__Task to carry out__. Your reply must consist of the data below, reproduced character for character.

__Extracted information__.
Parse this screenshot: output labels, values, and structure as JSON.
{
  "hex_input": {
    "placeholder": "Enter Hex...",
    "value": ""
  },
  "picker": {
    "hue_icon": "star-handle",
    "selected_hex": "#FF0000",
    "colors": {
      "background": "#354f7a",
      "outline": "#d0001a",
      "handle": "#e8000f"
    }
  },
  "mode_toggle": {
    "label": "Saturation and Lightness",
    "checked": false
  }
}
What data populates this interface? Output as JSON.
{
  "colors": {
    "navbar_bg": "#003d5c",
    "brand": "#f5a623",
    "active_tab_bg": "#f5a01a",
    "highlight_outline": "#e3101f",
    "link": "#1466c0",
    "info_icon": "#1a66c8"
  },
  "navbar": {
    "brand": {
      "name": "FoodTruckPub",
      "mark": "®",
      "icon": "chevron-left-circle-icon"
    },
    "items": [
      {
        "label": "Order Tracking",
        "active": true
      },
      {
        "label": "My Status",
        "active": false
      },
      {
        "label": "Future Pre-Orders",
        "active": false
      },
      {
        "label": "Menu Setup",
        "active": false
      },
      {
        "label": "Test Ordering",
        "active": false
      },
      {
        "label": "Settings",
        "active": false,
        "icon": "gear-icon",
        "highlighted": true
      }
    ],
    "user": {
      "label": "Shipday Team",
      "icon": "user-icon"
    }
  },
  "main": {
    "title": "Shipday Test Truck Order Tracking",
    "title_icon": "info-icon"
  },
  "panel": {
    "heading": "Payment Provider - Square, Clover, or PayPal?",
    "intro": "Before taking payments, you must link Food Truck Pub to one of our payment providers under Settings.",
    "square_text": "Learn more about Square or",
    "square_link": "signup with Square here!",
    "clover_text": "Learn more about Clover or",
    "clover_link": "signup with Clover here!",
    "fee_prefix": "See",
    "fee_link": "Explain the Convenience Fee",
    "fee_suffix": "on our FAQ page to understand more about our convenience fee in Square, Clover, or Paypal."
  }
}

__Response to the exercise__.
Parse this screenshot: output labels, values, and structure as JSON.
{
  "hex_input": {
    "placeholder": "Enter Hex...",
    "value": ""
  },
  "picker": {
    "hue_icon": "star-handle",
    "selected_hex": "#FF0000",
    "colors": {
      "background": "#354f7a",
      "outline": "#d0001a",
      "handle": "#e8000f"
    }
  },
  "mode_toggle": {
    "label": "Saturation and Lightness",
    "checked": false
  }
}
What data populates this interface? Output as JSON.
{
  "colors": {
    "navbar_bg": "#003d5c",
    "brand": "#f5a623",
    "active_tab_bg": "#f5a01a",
    "highlight_outline": "#e3101f",
    "link": "#1466c0",
    "info_icon": "#1a66c8"
  },
  "navbar": {
    "brand": {
      "name": "FoodTruckPub",
      "mark": "®",
      "icon": "chevron-left-circle-icon"
    },
    "items": [
      {
        "label": "Order Tracking",
        "active": true
      },
      {
        "label": "My Status",
        "active": false
      },
      {
        "label": "Future Pre-Orders",
        "active": false
      },
      {
        "label": "Menu Setup",
        "active": false
      },
      {
        "label": "Test Ordering",
        "active": false
      },
      {
        "label": "Settings",
        "active": false,
        "icon": "gear-icon",
        "highlighted": true
      }
    ],
    "user": {
      "label": "Shipday Team",
      "icon": "user-icon"
    }
  },
  "main": {
    "title": "Shipday Test Truck Order Tracking",
    "title_icon": "info-icon"
  },
  "panel": {
    "heading": "Payment Provider - Square, Clover, or PayPal?",
    "intro": "Before taking payments, you must link Food Truck Pub to one of our payment providers under Settings.",
    "square_text": "Learn more about Square or",
    "square_link": "signup with Square here!",
    "clover_text": "Learn more about Clover or",
    "clover_link": "signup with Clover here!",
    "fee_prefix": "See",
    "fee_link": "Explain the Convenience Fee",
    "fee_suffix": "on our FAQ page to understand more about our convenience fee in Square, Clover, or Paypal."
  }
}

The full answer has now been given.